Then COVID-19 hit - right when I was planning to go back to work. Going back to work felt like a life preserver that I needed to pull myself out of the recovery funk I’d become accustomed to, and then all of a sudden my work which is a college campus is entirely closed for safety and we are all relegated to working from home. On top of having to immediately adjust to working from home after being out for 2 months on disability, I also adjusted to being in an entirely new position on an entirely new team with a new manager - remotely. I am no longer an Executive Assistant after a few months of realizing the position took too much of me, and that I wanted a different kind of responsibility and perhaps less personal connection at work. Initially this felt like failure because I had worked so hard to be able to even qualify to be an Executive Assistant, and boy do I feel like I let down my last exec, but when the dust settled and I returned to work as a Content Developer instead I immediately felt less constantly anxious and on edge.
Oh, did I forget to mention that my boyfriend and I still have some pretty rough growing pains after I moved in last summer? And that I was really looking forward to being back at work so that I could have my days back and we could have some space from each other? Yeah, all of that. It was starting to feel like we’d made a big mistake when I moved in and it didn’t feel like it would get better after months of the same old bad days. Getting the news that I was to work from home (after already being home for two months) sucked big time.

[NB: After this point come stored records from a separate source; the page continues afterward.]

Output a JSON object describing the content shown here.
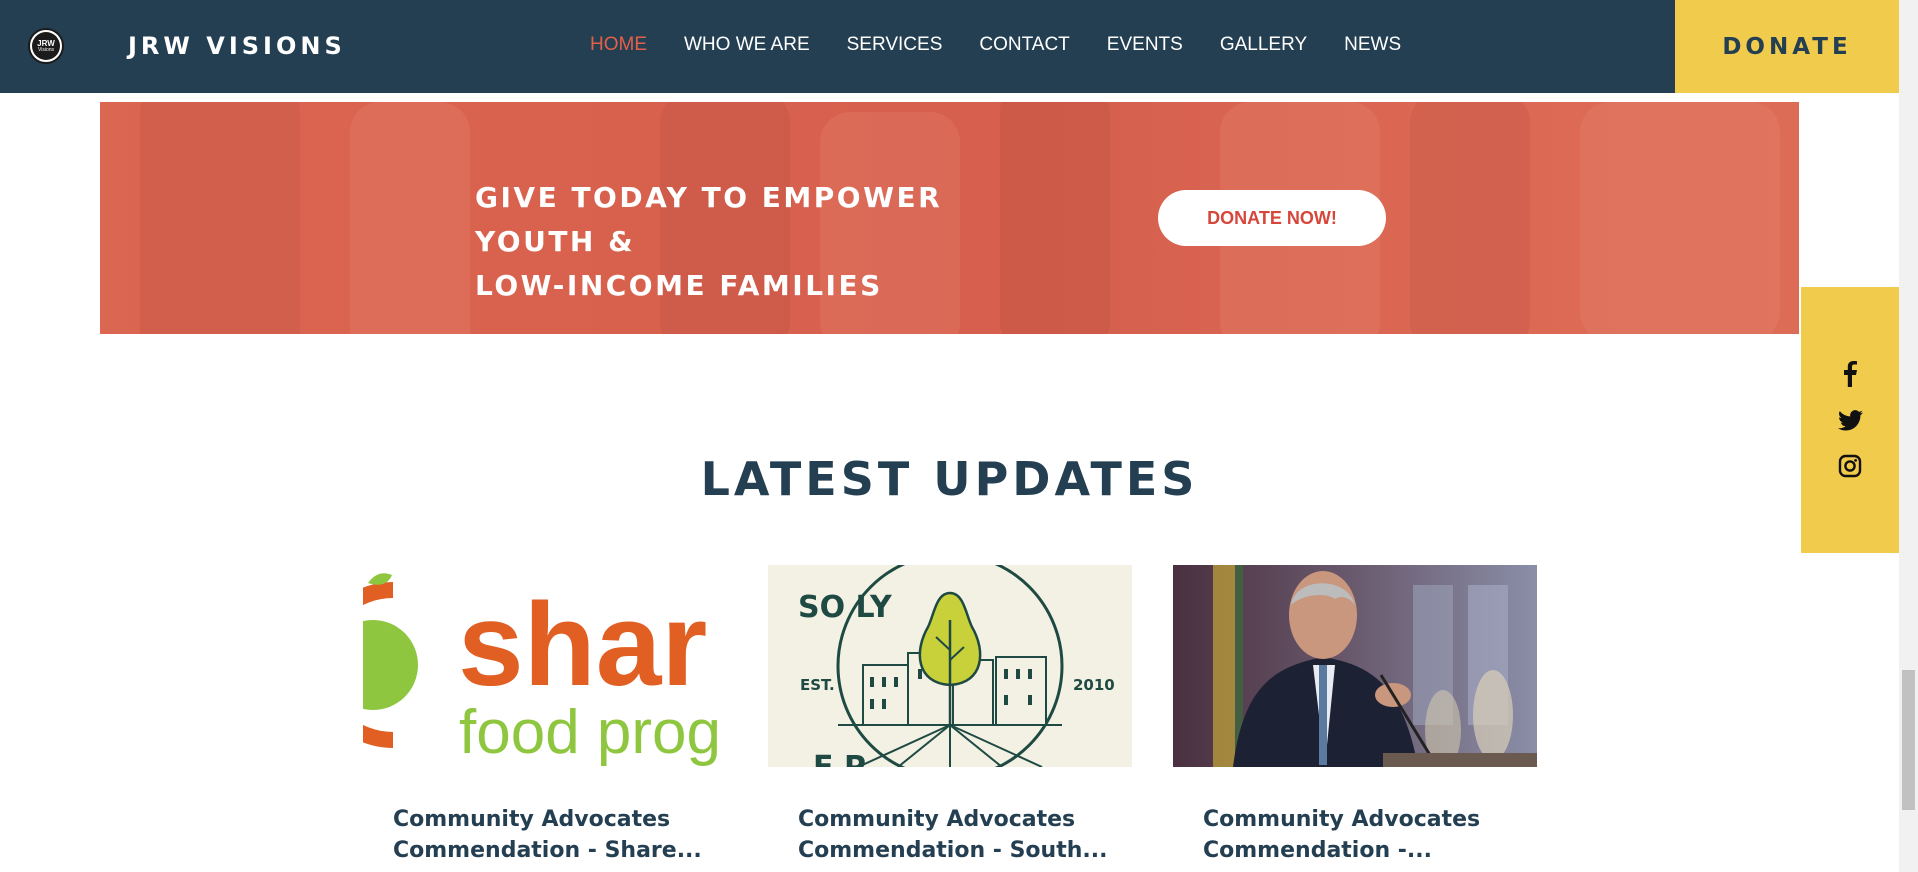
{
  "header": {
    "logo_text_top": "JRW",
    "logo_text_bottom": "Visions",
    "brand": "JRW VISIONS",
    "nav": [
      "HOME",
      "WHO WE ARE",
      "SERVICES",
      "CONTACT",
      "EVENTS",
      "GALLERY",
      "NEWS"
    ],
    "active_nav": "HOME",
    "donate_label": "DONATE"
  },
  "banner": {
    "title_line1": "GIVE TODAY TO EMPOWER YOUTH &",
    "title_line2": "LOW-INCOME FAMILIES",
    "button_label": "DONATE NOW!"
  },
  "social": {
    "icons": [
      "facebook-icon",
      "twitter-icon",
      "instagram-icon"
    ]
  },
  "latest": {
    "title": "LATEST UPDATES",
    "cards": [
      {
        "image_text_1": "shar",
        "image_text_2": "food prog",
        "title_line1": "Community Advocates",
        "title_line2": "Commendation - Share..."
      },
      {
        "image_text_top": "SO         LY",
        "image_est": "EST.",
        "image_year": "2010",
        "image_text_bottom": "F               P",
        "title_line1": "Community Advocates",
        "title_line2": "Commendation - South..."
      },
      {
        "title_line1": "Community Advocates",
        "title_line2": "Commendation -..."
      }
    ]
  },
  "colors": {
    "header_bg": "#243f52",
    "accent_yellow": "#f1cb4b",
    "nav_active": "#e2604a",
    "banner_red": "#d6604c",
    "heading_navy": "#243f52"
  }
}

This takes us to about a month ago. My hip was hitting the home stretch of healing, and I had gained some comfort in my new role and working from home. I had some realizations about my mental health and organized the help I think I need. I’d spent the past almost 6 full months so angry and shortsighted that I truly felt like May brought a dawning of a new perspective and I’m truly grateful for whatever energies or planetary bodies shifted to give me a little bit of my light back.

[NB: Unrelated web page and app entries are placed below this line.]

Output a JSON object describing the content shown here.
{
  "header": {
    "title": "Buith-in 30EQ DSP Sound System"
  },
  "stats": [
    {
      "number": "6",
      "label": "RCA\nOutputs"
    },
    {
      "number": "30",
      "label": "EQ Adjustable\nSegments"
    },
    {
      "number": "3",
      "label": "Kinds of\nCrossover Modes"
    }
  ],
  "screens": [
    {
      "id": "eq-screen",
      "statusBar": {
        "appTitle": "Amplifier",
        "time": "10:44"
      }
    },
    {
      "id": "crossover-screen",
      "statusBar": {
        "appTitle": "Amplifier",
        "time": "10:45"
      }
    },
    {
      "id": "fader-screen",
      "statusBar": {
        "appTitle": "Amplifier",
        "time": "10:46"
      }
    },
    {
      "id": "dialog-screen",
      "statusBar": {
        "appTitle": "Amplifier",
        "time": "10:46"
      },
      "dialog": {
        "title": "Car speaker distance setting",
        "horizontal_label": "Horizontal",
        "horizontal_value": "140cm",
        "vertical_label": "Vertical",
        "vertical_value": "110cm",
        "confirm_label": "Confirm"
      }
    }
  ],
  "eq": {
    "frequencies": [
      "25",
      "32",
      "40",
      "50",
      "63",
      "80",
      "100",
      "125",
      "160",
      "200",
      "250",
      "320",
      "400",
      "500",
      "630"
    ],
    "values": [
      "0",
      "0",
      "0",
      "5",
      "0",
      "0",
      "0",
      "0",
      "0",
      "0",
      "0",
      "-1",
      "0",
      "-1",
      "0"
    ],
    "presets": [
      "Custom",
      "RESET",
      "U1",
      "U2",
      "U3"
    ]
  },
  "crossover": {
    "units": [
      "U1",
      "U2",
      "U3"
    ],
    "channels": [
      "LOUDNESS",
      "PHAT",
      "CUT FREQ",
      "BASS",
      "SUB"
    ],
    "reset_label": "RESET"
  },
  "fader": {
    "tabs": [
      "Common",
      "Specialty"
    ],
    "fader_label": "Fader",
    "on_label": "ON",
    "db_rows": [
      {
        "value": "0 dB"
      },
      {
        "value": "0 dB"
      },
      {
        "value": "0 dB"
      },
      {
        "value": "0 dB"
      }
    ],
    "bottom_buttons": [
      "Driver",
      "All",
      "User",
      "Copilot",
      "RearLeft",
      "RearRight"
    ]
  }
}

I have spent the past month and a half embracing my creativity to the fullest and for the first time in my life actually see how I can build a side hustle instead of merely wanting one. My boyfriend and I don’t want to choke each other everyday anymore and are starting to find our household culture. We laugh again and make a noticeable effort to show appreciation and respect like we should have all along. I’m connected with amazing people who inspire me to create and learn things I never thought existed, like green witchcraft. I have had the joy of creating a real, first prototype of a product and holding it in my hands. I do something creative almost unconsciously every day about it because I accept that I need that feeling in my day.
I have always felt that both blogging and maintaining my presence on social media are directly tied to how full of a life I am living. If I am doing things, creating, exercising my mind or body, going places, any combination of the above and more - posts come easily because all I have to do is take 2.5 seconds to snap a photo or remember the details of an awesome day when I sit down to write it later. If I am stagnant, overwhelmed by depression or anxiety, and not exercising the blessing of being alive every single post or photo takes so much and feels so fake. January to June of 2020 taught me that lesson again, a little more sharply this time around. I’m grateful for the struggle and to be able to recognize lessons that the Universe decided I needed to learn again.

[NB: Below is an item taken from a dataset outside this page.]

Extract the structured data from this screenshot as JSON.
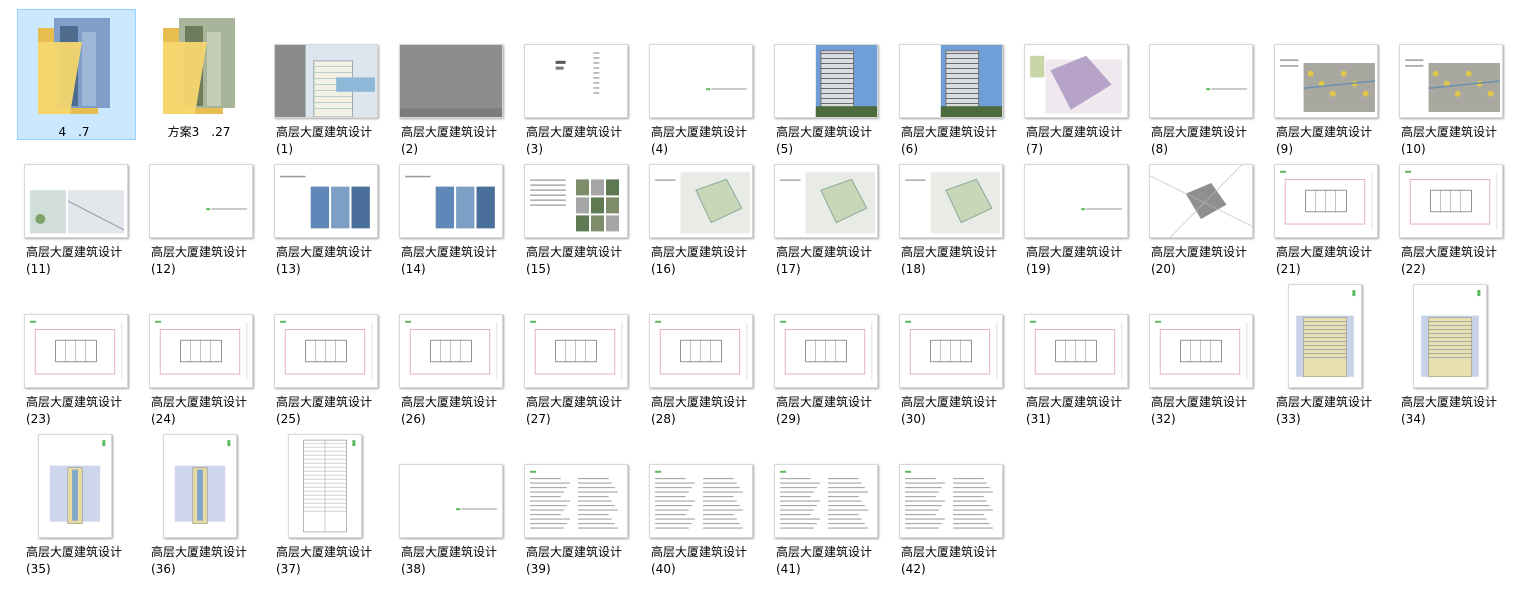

Here’s to a more active, more powerful rest of 2020 - there’s a lot of work to be done.